Skip to content

On Horror Fandom (Or Remembering I Can Be a Fan Without Fandom)

A few months ago, I was browsing Instagram and I realized I had followed a ton of horror influencers. Slowly, they’d made their way into my feed and like all influencers, it all felt so fake. The massive DVD set ups, the latest in masks, toys, and collectibles, and let’s not even start on the scantily clad girls. I’d spend each day scrolling and feeling like I wasn’t a good enough horror fan because I wasn’t killing myself to try and collect it all. I mean, who can realistically keep up with all of that? Who can keep up watching every new release each week? I have other interests than just horror movies so that would never be me.

I’ve dabbled with the horror fan community off and on over the years, having run a blog Brandon’s Horror for around five years now. But most of the time, the deeper I sank into the community, the more exiled I ended up feeling. While I could have a few good conversations here and there, I didn’t feel like I belonged because I wasn’t selling something. I was writing a horror book, Kickstarting a movie, or collecting physical media. I wasn’t trying to define myself by horror. I was just a fan of the genre and so, I’d pull away and distance myself, with my love of horror damaged an little each time.

The problem is that for me horror is a personal and isolating experience. My love of horror movies originates from renting VHS tapes, staying up late, and watching them alone. It was a personal connection between myself and the video I was about to watch. Even now, I enjoy horror the most when it’s just me. I prefer to go find some weird obscure movie on Tubi and maybe chat with my buddy Michael about it, rather than heading to the theater and joining in on the mass discussion of the latest big, budgeted release. I’ve always been attracted to the forgotten and neglected, and that is what fuels my love of horror, not collecting DVDs and toys. Not defining myself by my appreciation of the art.

Realizing this has been a freeing moment for me. Suddenly it all makes sense. I know my fandom is partially propped up from nostalgia, but realizing I can approach my hobby or interest, from a non-commercial/exploitative/discussion angle just feels right. It’s so much more fun to just enjoy a good/bad horror film, than to feel the need to share, discuss, or dissect. I want to get back to those personal connections where it was just me, the filmmaker, and the television. No distractions, no commentary, and no preconceived notions. Just “Let’s hope this doesn’t suck” and an open mind.

This sort of relationship with pop culture goes beyond horror movies. I think I need to reassess how I interact with all of my interests and see if it’s actually doing more harm than good.

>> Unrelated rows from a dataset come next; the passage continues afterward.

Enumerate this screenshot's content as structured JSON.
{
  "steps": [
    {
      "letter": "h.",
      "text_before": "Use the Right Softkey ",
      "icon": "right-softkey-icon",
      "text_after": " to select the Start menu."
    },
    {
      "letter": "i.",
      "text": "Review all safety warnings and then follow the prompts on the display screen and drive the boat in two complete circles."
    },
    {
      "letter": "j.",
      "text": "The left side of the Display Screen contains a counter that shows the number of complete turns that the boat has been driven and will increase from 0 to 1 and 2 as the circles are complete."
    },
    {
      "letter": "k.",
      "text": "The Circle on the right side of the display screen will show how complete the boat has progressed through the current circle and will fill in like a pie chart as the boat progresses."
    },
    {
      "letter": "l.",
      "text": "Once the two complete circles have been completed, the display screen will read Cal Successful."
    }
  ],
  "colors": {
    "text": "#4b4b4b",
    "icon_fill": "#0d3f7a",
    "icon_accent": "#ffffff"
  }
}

Published inHorrorSelf-Reflection

Be First to Comment

Leave a Reply

Your email address will not be published. Required fields are marked *